The US Navy and US Army were seeking similar helicopters at the time. Before issue of the requirement Sikorsky had been working on an enhancement to the CH-53D, under the company designation "S-80", featuring a third turboshaft engine and a more powerful rotor system. Sikorsky proposed the S-80 design to the Marines in 1968; the Marines liked the idea since it promised to deliver a good solution and funded development of a testbed helicopter for evaluation. In 1970, against pressure by the US Defense Secretary to take the Boeing Vertol XCH-62 being developed for the Army, the Navy and Marines were able to show the Army's helicopter was too large to operate on landing ships and were allowed to pursue their helicopter. Prototype testing investigated the addition of a third engine and a larger rotor system with a seventh blade in the early 1970s. In 1974, the initial YCH-53E first flew. Changes on the CH-53E include a stronger transmission and a fuselage stretched 6 feet 2 inches; the main rotor blades were changed to a titanium-fiberglass composite.

The tail configuration was changed. The low-mounted symmetrical horizontal tail was replaced by a larger vertical tail and the tail rotor tilted from the vertical to provide some lift in hover while counteracting the main rotor torque.

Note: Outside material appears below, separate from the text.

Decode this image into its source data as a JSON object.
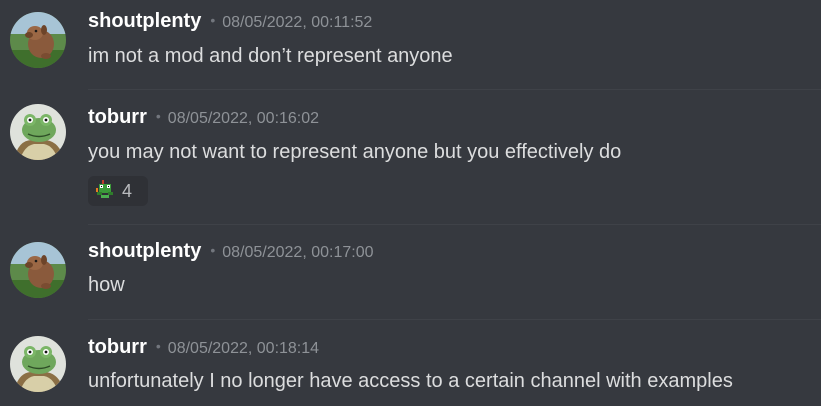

Added was a new automatic flight control system; the digital flight control system prevented the pilot from overstressing the aircraft. YCH-53E testing showed that it could lift 17.8 tons, without an external load, could reach 170 knots at a 56,000 pound gross weight. This led to a static test article being ordered. At this time the tail was redesigned to include a high-mounted, horizontal surface opposite the rotor with an inboard section perpendicular to the tail rotor at the strut connection cants 20 degrees to horizontal; the initial production contract was awarded in 1978, service introduction followed in February 1981. The first production CH-53E flew in December 1980; the US Navy acquired the CH-53E in small numbers for shipboard resupply. The Marines and Navy acquired a total of 177.

The Navy requested a version of the CH-53E for the airborne mine countermeasures role, designated "MH-53E Sea Dragon". It has enlarged sponsons to provide greater fuel storage and endurance, it retained the in-flight refueling probe, could be fitted with up to seven 300 US gallon ferry tanks internally. The MH-53E digital flight-control system includes features designed to help tow minesweeping gear; the prototype MH-53E made its first flight on 23 December 1981. MH-53E was used by the Navy beginning in 1986; the MH-53E can be refueled at hover. Additionally, a number of MH-53E helicopters were exported to Japan as the S-80-M-1 for the Japan Maritime Self-Defense Force; the base model CH-53E serves both Marines in the heavy lift transport role. It is capable of lifting heavy equipment including the eight-wheeled LAV-25 Light Armored Vehicle, the M198 155 mm Howitzer with ammunition and crew; the Super Stallion can recover aircraft up to its size, which includes all Marine Corps aircraft except for the KC-130.

The 53E needs 40 maintenance hours per flight hour due to aging parts, lack of available new replacement parts and the extension of the overall airframe lifetime. The US Marine Corps had been planning to upgrade most of their CH-53Es to keep them in service, but this plan stalled. Sikorsky proposed a new version the "CH-53X", in April 2006, the USMC signed a contract for 156 aircraft as the "CH-53K"; the Marines are planning to start retiring